The Centre during the day. Photo: Supplied

As mountains of soil are excavated and deep foundations poured for a host of beguiling contemporary structures, plans to protect some of the historical artefacts on site are being implemented.

A large, 400 B.C. above-ground stone tomb that was once moved from its original position to allow better runway access for aircraft, will be returned to its sacred spot.

A dusty, neglected Olympic Airlines Boeing 747 jet will stay ‘on the tarmac’ – with thoughts it may one day be transformed into a flight simulator for the public to enjoy.

The old Olympic Boeing 747 plane. Photo: Supplied

Consultations are underway with local priests to better understand how to conserve and respectfully integrate several historic churches peppered around the site.

The three listed hangars are destined to become cultural centres. One suggestion, perhaps an aspirational aside from a local, would be to hold rave parties inside one of the expansive, high-ceilinged edifices.

In addition, the imposing steel structure on which the 2004 Olympic flame was lit, and surrounding amphitheatre, will be spruced up and protected – revered structures that encapsulate the essence and spirit of the Games.

The Experience Park via drone. Photo: Dimitris Spyrou

The Ellinikon Project master plan, hatched in 2013, is very gradually coming to fruition. The ambitious concept is to create a “15-minute city” that blends concrete and nature, comfort and sustainability, coastal living with urban style. It’s considered a revival of sorts, framing the coastal beauty of a place that is just 30 minutes from Athens International Airport.

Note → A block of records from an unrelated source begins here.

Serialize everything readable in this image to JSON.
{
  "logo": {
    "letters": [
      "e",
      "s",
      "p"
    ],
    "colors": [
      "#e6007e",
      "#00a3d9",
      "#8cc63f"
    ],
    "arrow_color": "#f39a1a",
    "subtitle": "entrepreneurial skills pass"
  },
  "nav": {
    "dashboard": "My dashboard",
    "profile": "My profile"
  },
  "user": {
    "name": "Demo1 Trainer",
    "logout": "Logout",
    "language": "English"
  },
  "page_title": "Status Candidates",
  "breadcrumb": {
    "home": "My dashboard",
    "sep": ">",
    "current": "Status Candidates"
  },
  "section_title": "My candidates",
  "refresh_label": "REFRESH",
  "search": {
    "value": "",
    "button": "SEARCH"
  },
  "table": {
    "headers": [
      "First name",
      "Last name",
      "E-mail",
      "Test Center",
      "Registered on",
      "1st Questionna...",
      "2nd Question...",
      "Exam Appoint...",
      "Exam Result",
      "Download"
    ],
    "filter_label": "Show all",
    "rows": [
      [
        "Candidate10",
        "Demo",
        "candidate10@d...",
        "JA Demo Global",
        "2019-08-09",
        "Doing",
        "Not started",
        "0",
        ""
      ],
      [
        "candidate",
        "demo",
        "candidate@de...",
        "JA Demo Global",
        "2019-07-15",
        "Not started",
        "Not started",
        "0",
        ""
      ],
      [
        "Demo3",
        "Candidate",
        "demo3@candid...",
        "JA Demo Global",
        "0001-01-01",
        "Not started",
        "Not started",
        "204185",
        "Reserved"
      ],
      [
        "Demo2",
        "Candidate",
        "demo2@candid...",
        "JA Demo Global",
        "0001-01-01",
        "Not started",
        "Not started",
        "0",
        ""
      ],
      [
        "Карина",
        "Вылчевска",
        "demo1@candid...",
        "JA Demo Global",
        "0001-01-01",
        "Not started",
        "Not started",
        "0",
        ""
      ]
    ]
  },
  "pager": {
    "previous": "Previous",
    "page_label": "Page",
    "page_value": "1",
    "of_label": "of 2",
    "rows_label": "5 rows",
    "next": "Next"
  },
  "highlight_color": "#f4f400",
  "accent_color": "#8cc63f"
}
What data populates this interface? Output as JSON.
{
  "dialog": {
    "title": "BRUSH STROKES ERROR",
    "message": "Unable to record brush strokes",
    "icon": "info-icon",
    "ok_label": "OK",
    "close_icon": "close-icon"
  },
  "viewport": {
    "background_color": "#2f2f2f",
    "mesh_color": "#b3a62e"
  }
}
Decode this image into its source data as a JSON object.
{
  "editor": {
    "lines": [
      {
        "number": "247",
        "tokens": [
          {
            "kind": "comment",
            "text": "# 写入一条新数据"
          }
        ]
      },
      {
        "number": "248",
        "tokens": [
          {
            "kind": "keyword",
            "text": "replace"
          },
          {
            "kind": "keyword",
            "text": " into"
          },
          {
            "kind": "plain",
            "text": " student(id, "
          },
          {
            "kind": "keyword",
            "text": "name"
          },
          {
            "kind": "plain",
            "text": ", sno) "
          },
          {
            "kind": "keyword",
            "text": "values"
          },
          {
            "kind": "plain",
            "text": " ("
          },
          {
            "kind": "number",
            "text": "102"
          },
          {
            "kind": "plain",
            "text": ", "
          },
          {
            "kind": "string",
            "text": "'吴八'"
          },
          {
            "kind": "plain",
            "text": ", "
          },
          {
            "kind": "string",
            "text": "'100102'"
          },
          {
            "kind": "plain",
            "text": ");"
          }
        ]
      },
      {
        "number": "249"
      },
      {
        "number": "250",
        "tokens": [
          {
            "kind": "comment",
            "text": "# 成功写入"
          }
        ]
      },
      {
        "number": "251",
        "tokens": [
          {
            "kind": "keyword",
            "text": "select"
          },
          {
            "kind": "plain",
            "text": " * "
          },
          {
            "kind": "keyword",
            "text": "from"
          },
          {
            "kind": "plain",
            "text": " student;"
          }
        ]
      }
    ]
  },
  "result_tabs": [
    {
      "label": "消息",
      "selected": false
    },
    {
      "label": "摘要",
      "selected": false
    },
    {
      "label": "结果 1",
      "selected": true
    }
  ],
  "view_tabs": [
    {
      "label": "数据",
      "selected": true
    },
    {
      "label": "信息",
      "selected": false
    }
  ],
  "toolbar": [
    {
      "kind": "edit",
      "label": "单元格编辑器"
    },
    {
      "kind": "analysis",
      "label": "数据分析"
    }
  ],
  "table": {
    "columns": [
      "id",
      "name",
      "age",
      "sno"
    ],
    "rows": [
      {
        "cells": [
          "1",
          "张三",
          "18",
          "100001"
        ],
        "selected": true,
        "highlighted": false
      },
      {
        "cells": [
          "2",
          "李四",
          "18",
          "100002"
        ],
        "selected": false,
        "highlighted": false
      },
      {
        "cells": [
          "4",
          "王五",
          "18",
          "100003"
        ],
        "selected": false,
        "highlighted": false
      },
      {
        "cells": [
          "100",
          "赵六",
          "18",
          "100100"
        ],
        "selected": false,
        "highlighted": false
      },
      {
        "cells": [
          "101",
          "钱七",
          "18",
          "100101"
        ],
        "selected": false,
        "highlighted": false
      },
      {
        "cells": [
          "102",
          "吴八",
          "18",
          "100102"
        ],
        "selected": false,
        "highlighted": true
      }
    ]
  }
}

The opportunity to walk or cycle from edge to edge in a quarter of an hour is the aim. Around a third of the entire site, named Metropolitan Park, is to be green space, with construction due to begin in September.

The three thousand trees that were dug up have been transplanted outside Athens and will eventually be returned to the park.

Couched amongst the varied neighbourhoods is a new sports complex for both professional and amateur athletes. The sports zone is near completion, with public access expected from next year.

Work on the marina, currently jammed with magnificent vessels, will speed up soon, as many of the super yacht owners sail off to spend the Summer elsewhere. The finished new marina will be lined with boutiques, restaurants and a hotel.

The Experience Park by night. Photo: Dimitris Spyrou

In a bid to keep car congestion to a minimum, an extensive underpass has been designed to keep vehicles out of sight, with basement carparks expected to host several thousand spaces. And a school and private university are also on the cards.

Mr Athanasiou proposes that amongst the benefits of “starting from scratch” is the use of advances in critical infrastructure such as renewable energy sources and state-of-the-art recycled waste and irrigation systems.

Photo: Supplied

The CEO plans to reach out to Greek diaspora in Australia, keen to showcase the innovation, grandeur and accessibility of The Ellinikon Project.

The entry level cost of an apartment has been estimated at around 400 thousand Euro (648 thousand AUD). The Centre is bracing for an influx of would-be residents and curious passers-by to peruse the plans of the 1500 coastal front apartments currently on the market.

Photo: Supplied

Around ten thousand people from 78 countries have registered interest in purchasing a residence. Of those, one quarter are said to be Greek diaspora from countries including Australia and England.

Lamda Development’s sights will soon be firmly set on our part of the world, aiming to inspire interest and intrigue in the biggest coastal park on the planet – a place that has the confidence to call one of its residential zones, Little Athens.

The writer travelled courtesy of Lamda Development.